McCommis et al assessed the feasibility of new CMR methods to quantify global and/or regional myocardial oxygen consumption rate (MVO2) at rest and during pharmacologically induced vasodilation in 6 normal volunteers. A breath-hold T2 quantification method was developed to calculate) and MVO2 rate at rest and/or during hyperemia, using a two-compartment model. A previously reported T2 quantification method using turbo-spin-echo sequence was also applied for comparison. The T2 quantification method yielded a hypaeremic OEF of 0.37 ± 0.05 and a hyperaemic MVO2 of 9.2 ± 2.4 μmol/g/min. The corresponding resting values were 0.73 ± 0.05 and 5.2 ± 1.7 μmol/g/min respectively, which agreed well with published literature values. The MVO2 rose proportionally with rate-pressure product from the rest condition. The T2 sensitivity was approximately 95% higher with the new T2 method than turbo-spin-echo method. The authors conclude that the CMR has potential for non-invasive estimation of myocardial oxygenation.
Winter et al review the growing field of CMR molecular imaging, which aims to identify and map the expression of important biomarkers on a cellular scale utilizing contrast agents that are specifically targeted to the biochemical signatures of disease and are capable of generating sufficient image contrast.

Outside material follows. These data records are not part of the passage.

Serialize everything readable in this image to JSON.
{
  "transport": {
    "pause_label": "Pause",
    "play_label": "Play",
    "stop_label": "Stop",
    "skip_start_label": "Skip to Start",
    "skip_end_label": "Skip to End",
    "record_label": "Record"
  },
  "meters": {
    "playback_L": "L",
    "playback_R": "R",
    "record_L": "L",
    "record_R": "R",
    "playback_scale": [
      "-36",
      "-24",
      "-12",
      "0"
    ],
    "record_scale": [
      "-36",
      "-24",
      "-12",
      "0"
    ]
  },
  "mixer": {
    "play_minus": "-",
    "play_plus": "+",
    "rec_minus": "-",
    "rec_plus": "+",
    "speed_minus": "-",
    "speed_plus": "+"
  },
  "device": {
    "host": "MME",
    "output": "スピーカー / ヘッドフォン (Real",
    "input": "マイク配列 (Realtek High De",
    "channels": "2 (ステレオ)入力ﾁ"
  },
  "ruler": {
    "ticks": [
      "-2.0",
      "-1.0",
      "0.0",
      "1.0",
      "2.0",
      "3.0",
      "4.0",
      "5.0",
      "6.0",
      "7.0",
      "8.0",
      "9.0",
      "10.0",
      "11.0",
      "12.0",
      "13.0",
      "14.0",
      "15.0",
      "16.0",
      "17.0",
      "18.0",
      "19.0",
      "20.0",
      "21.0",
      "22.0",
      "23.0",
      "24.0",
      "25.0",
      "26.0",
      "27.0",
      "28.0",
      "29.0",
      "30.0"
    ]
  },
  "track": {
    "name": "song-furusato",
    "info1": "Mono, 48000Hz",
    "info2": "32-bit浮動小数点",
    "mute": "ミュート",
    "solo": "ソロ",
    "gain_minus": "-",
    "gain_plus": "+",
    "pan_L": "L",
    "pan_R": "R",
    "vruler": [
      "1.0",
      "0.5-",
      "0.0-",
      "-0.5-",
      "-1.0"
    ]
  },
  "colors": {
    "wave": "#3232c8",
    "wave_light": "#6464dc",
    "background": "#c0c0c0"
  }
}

Examples are presented that utilize a number of different molecular imaging quantification techniques, including measuring signal changes, calculating the area of contrast enhancement, mapping relaxation time changes or direct detection of contrast agents through multi-nuclear imaging or spectroscopy. The clinical application of CMR molecular imaging could offer far reaching benefits to patient populations, including early detection of therapeutic response, localizing ruptured atherosclerotic plaques, stratifying patients based on biochemical disease markers, tissue-specific drug delivery, confirmation and quantification of end-organ drug uptake, and non-invasive monitoring of disease recurrence. Eventually, such agents may play a leading role in reducing the human burden of cardiovascular disease, by providing early diagnosis, non-invasive monitoring and effective therapy with reduced side effects.
Tomasian et al report a beautifully illustrated case of left atrial paraganglioma with striking PET-CT and CMR images.
AR: aortic regurgitation; ASD: atrial septal defect; CMR: Cardiovascular magnetic resonance; DMD: Duchenne muscular dystrophy; EAT: epicardial adipose tissue; EF: ejection fraction; EDV: end diastolic volume; ESV: end systolic volume; HCM: hypertrophic cardiomyopathy; JCMR: Journal of cardiovascular magnetic resonance; LGE: Late gadolinium enhancement; LV: Left ventricle; MAR: myocardium at risk; MR: mitral regurgitation; MVO2: myocardial oxygen consumption rate; OEF: oxygen extraction fraction; PC: phase contrast; RV: right ventricle; TM: thalassemia major.
The authors declare that they have no competing interests.
All authors contributed to the writing of this review article.
This work was supported by the NIHR Cardiovascular Biomedical Research Unit, of Royal Brompton & Harefield NHS Foundation Trust and Imperial College.